More banks are investing in cutting edge identification techniques, such as biometric technology, in a bid to better protect and identify customers against fraudulent transactions. Banks including HSBC have been ushered to take on tougher regulatory regimes for customer identification, such as using biometrics as identification requirements, as technological developments have led to more cyber […]
More banks are investing in cutting edge identification techniques, such as biometric technology, in a bid to better protect and identify customers against fraudulent transactions.
Banks including HSBC have been ushered to take on tougher regulatory regimes for customer identification, such as using biometrics as identification requirements, as technological developments have led to more cyber criminals posing as customers in transactions.
Higher expectations including ‘know your customer’ rules and anti-money laundering regulations have been put in place for financial institutions, as many increase investment in technology and compliance to regulations.
These expectations have been harder to implement than first though, as the implementation of GDPR is just around the corner. Banks must now reassess the ways they collect data in order to identify fraud transactions, such as using biometrics as confirmation of granting data to be shared. Traditionally, banks would be able to ‘grab’ data from different areas to identify if the customer has actually carried out the transaction themselves.
Biometric technologies have since been seen as an integral way of identifying individuals accurately, without the need for customers to physically come into store to identify themselves. This technology makes it easier for both customer and banks to carry out the procedures for identity fraud.

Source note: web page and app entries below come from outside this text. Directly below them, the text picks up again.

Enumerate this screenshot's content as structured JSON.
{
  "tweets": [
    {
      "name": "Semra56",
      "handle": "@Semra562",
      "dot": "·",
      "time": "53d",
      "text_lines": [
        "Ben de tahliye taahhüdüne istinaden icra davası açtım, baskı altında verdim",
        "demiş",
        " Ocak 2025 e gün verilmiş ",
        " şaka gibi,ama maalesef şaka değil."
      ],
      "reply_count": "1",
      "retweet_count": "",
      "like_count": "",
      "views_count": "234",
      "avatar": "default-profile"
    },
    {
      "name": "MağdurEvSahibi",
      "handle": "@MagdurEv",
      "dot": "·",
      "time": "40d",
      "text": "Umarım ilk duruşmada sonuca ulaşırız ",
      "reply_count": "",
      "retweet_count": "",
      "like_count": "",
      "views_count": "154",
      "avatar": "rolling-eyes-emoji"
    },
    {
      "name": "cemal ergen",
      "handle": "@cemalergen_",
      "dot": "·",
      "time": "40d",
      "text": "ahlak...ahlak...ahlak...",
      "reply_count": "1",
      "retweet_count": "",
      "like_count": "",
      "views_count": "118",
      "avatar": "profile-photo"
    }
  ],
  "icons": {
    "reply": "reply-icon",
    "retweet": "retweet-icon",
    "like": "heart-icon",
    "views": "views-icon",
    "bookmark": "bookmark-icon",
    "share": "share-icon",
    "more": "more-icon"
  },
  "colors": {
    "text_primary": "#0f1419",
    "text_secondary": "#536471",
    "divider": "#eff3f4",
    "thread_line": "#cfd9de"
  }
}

“Technological advancements will allow the ‘know your customer’ process to become more standardised and structured. Intelligent automation, artificial intelligence and machine learning can all now be applied to the process,” Derek Ryan, a partner in Deloitte’s forensic practice, said according to the FT.
The developments in technology have led to ID software being deployed for many banks, such as biometric protection. The use of fingerprints, or even facial recognition have been included within many banking applications today to better protect users and help banks identify fraud transactions.
Additionally, the use of technologies such as blockchain also has the potential to positively impact customer identification. The ethos of blockchain being an open transaction platform, which explicitly displays the owners of funds and transactions, can also prove a benefit for banks to identify fraudulent transactions more easily.
Other elements of technology slowly entering the banking sector include the use of ChatBots, which will further help identify and provide services for customers away from the bank itself. The ChatBots will have an extensive library of data, which will help identify customers much quicker than a worker would be able to and reach the root of the problem quicker.
The use of biometrics has been favoured by consumers over the use of passwords, according to a survey, therefore banks are more likely to gain the trust of customers using the technology. Therefore using biometrics is beneficial for both the customer and organisation, as it makes identification and transactions much quicker to carry out as well as a much trusted technique for both to carry out.